→ **Data under study**:
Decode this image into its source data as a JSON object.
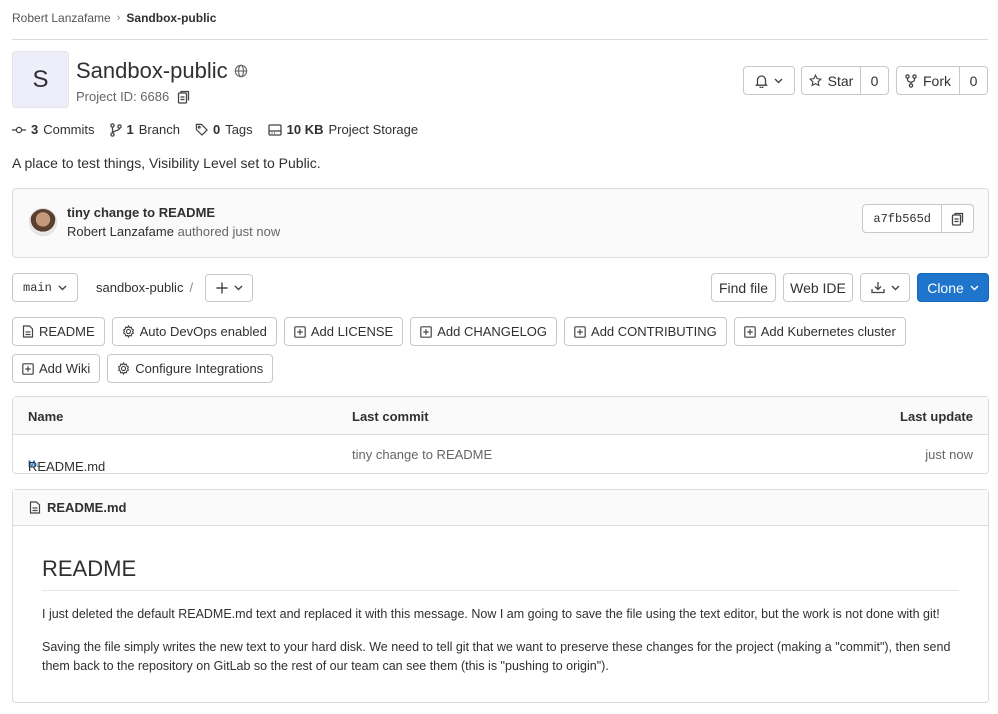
{
  "breadcrumb": {
    "owner": "Robert Lanzafame",
    "project": "Sandbox-public"
  },
  "project": {
    "avatar_letter": "S",
    "name": "Sandbox-public",
    "id_label": "Project ID: 6686",
    "description": "A place to test things, Visibility Level set to Public."
  },
  "actions": {
    "star_label": "Star",
    "star_count": "0",
    "fork_label": "Fork",
    "fork_count": "0"
  },
  "stats": {
    "commits_count": "3",
    "commits_label": "Commits",
    "branch_count": "1",
    "branch_label": "Branch",
    "tags_count": "0",
    "tags_label": "Tags",
    "storage_size": "10 KB",
    "storage_label": "Project Storage"
  },
  "last_commit": {
    "title": "tiny change to README",
    "author": "Robert Lanzafame",
    "meta": "authored just now",
    "sha": "a7fb565d"
  },
  "toolbar": {
    "branch": "main",
    "path": "sandbox-public",
    "path_sep": "/",
    "find_file": "Find file",
    "web_ide": "Web IDE",
    "clone": "Clone"
  },
  "quick_actions": [
    {
      "label": "README",
      "icon": "file-icon"
    },
    {
      "label": "Auto DevOps enabled",
      "icon": "gear-icon"
    },
    {
      "label": "Add LICENSE",
      "icon": "plus-square-icon"
    },
    {
      "label": "Add CHANGELOG",
      "icon": "plus-square-icon"
    },
    {
      "label": "Add CONTRIBUTING",
      "icon": "plus-square-icon"
    },
    {
      "label": "Add Kubernetes cluster",
      "icon": "plus-square-icon"
    },
    {
      "label": "Add Wiki",
      "icon": "plus-square-icon"
    },
    {
      "label": "Configure Integrations",
      "icon": "gear-icon"
    }
  ],
  "file_table": {
    "headers": {
      "name": "Name",
      "last_commit": "Last commit",
      "last_update": "Last update"
    },
    "rows": [
      {
        "name": "README.md",
        "icon_text": "M↓",
        "commit": "tiny change to README",
        "update": "just now"
      }
    ]
  },
  "readme": {
    "filename": "README.md",
    "heading": "README",
    "paragraphs": [
      "I just deleted the default README.md text and replaced it with this message. Now I am going to save the file using the text editor, but the work is not done with git!",
      "Saving the file simply writes the new text to your hard disk. We need to tell git that we want to preserve these changes for the project (making a \"commit\"), then send them back to the repository on GitLab so the rest of our team can see them (this is \"pushing to origin\")."
    ]
  },
  "colors": {
    "primary": "#1f75cb",
    "avatar_bg": "#eeeefa"
  }
}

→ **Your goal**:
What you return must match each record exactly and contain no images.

→ **Output of the exercise**:
Decode this image into its source data as a JSON object.
{
  "breadcrumb": {
    "owner": "Robert Lanzafame",
    "project": "Sandbox-public"
  },
  "project": {
    "avatar_letter": "S",
    "name": "Sandbox-public",
    "id_label": "Project ID: 6686",
    "description": "A place to test things, Visibility Level set to Public."
  },
  "actions": {
    "star_label": "Star",
    "star_count": "0",
    "fork_label": "Fork",
    "fork_count": "0"
  },
  "stats": {
    "commits_count": "3",
    "commits_label": "Commits",
    "branch_count": "1",
    "branch_label": "Branch",
    "tags_count": "0",
    "tags_label": "Tags",
    "storage_size": "10 KB",
    "storage_label": "Project Storage"
  },
  "last_commit": {
    "title": "tiny change to README",
    "author": "Robert Lanzafame",
    "meta": "authored just now",
    "sha": "a7fb565d"
  },
  "toolbar": {
    "branch": "main",
    "path": "sandbox-public",
    "path_sep": "/",
    "find_file": "Find file",
    "web_ide": "Web IDE",
    "clone": "Clone"
  },
  "quick_actions": [
    {
      "label": "README",
      "icon": "file-icon"
    },
    {
      "label": "Auto DevOps enabled",
      "icon": "gear-icon"
    },
    {
      "label": "Add LICENSE",
      "icon": "plus-square-icon"
    },
    {
      "label": "Add CHANGELOG",
      "icon": "plus-square-icon"
    },
    {
      "label": "Add CONTRIBUTING",
      "icon": "plus-square-icon"
    },
    {
      "label": "Add Kubernetes cluster",
      "icon": "plus-square-icon"
    },
    {
      "label": "Add Wiki",
      "icon": "plus-square-icon"
    },
    {
      "label": "Configure Integrations",
      "icon": "gear-icon"
    }
  ],
  "file_table": {
    "headers": {
      "name": "Name",
      "last_commit": "Last commit",
      "last_update": "Last update"
    },
    "rows": [
      {
        "name": "README.md",
        "icon_text": "M↓",
        "commit": "tiny change to README",
        "update": "just now"
      }
    ]
  },
  "readme": {
    "filename": "README.md",
    "heading": "README",
    "paragraphs": [
      "I just deleted the default README.md text and replaced it with this message. Now I am going to save the file using the text editor, but the work is not done with git!",
      "Saving the file simply writes the new text to your hard disk. We need to tell git that we want to preserve these changes for the project (making a \"commit\"), then send them back to the repository on GitLab so the rest of our team can see them (this is \"pushing to origin\")."
    ]
  },
  "colors": {
    "primary": "#1f75cb",
    "avatar_bg": "#eeeefa"
  }
}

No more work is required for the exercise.